**DESCRIPTION OF THE TASK**. Wherever a line of the listing holds the string "meta", copy that line.

'''

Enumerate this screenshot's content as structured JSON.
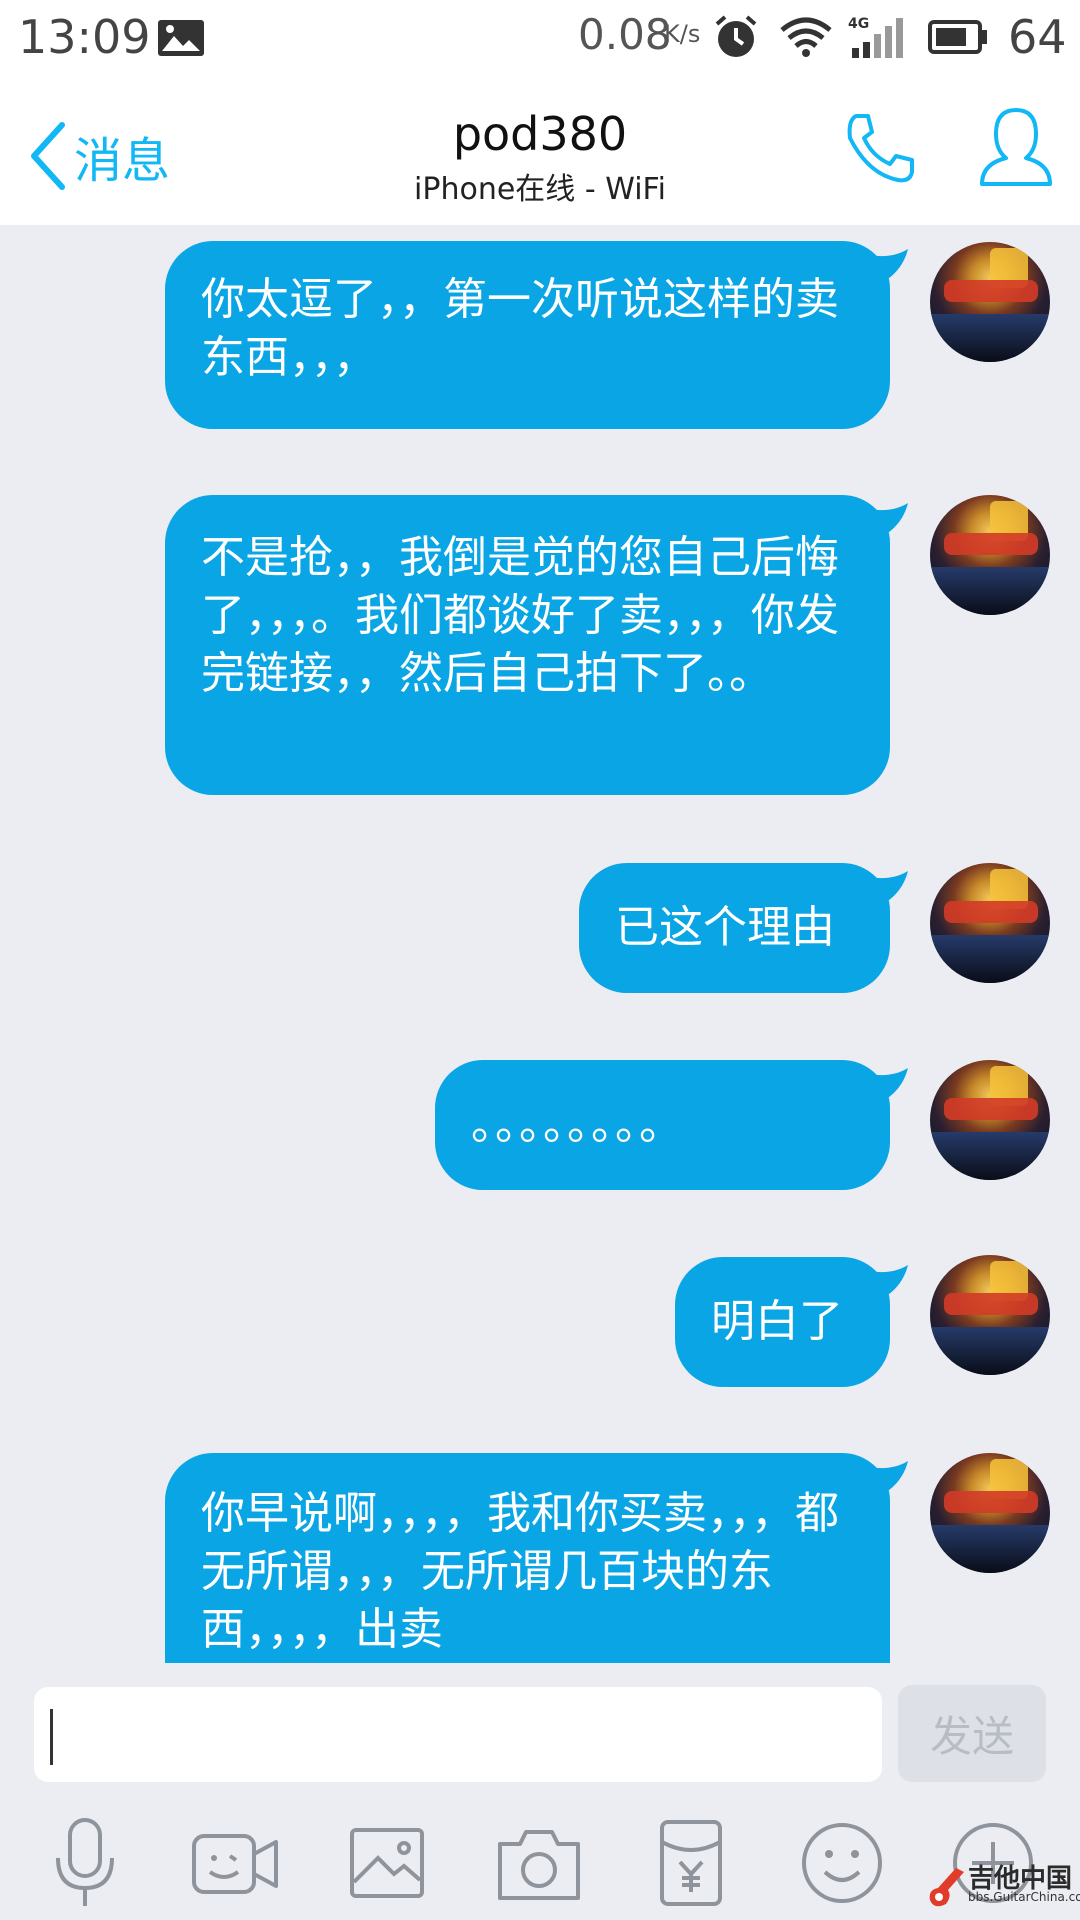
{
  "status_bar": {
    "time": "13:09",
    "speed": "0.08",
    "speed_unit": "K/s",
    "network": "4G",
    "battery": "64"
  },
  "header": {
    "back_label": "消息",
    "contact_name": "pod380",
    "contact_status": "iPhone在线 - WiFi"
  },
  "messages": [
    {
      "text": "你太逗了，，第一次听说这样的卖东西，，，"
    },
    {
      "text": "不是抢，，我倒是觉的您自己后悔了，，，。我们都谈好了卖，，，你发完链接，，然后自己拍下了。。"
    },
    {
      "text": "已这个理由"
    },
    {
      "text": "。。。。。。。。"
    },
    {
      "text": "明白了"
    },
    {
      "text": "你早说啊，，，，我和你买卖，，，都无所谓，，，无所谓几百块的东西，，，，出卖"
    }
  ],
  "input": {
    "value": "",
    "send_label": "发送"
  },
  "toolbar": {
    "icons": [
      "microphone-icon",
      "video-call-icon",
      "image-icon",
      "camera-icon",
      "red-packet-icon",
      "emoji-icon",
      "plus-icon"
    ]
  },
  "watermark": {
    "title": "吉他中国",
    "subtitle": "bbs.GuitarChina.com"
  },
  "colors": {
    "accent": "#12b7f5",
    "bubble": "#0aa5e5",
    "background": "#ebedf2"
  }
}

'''
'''

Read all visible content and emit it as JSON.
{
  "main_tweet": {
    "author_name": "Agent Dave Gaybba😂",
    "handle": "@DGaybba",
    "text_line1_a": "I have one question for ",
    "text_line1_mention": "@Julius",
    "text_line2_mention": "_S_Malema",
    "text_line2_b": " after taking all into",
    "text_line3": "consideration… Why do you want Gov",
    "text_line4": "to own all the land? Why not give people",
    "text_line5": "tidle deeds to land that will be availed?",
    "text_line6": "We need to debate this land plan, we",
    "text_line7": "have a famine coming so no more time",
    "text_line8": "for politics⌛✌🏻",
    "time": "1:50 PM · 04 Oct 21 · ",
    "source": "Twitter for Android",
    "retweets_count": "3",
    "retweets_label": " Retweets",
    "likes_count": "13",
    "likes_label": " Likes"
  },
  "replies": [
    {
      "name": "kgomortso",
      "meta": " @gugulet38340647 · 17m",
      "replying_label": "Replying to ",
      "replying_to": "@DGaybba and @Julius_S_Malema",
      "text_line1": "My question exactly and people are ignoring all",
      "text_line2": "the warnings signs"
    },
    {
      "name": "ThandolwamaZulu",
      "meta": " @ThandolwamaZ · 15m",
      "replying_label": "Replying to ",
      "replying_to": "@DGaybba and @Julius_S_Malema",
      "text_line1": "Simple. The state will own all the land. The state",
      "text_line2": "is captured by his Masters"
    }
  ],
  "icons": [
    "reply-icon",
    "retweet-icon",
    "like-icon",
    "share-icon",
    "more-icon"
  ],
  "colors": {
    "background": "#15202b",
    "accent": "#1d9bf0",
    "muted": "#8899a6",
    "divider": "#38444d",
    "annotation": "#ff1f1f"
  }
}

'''

**EXERCISE SOLUTION**.
      "meta": " @gugulet38340647 · 17m",
      "meta": " @ThandolwamaZ · 15m",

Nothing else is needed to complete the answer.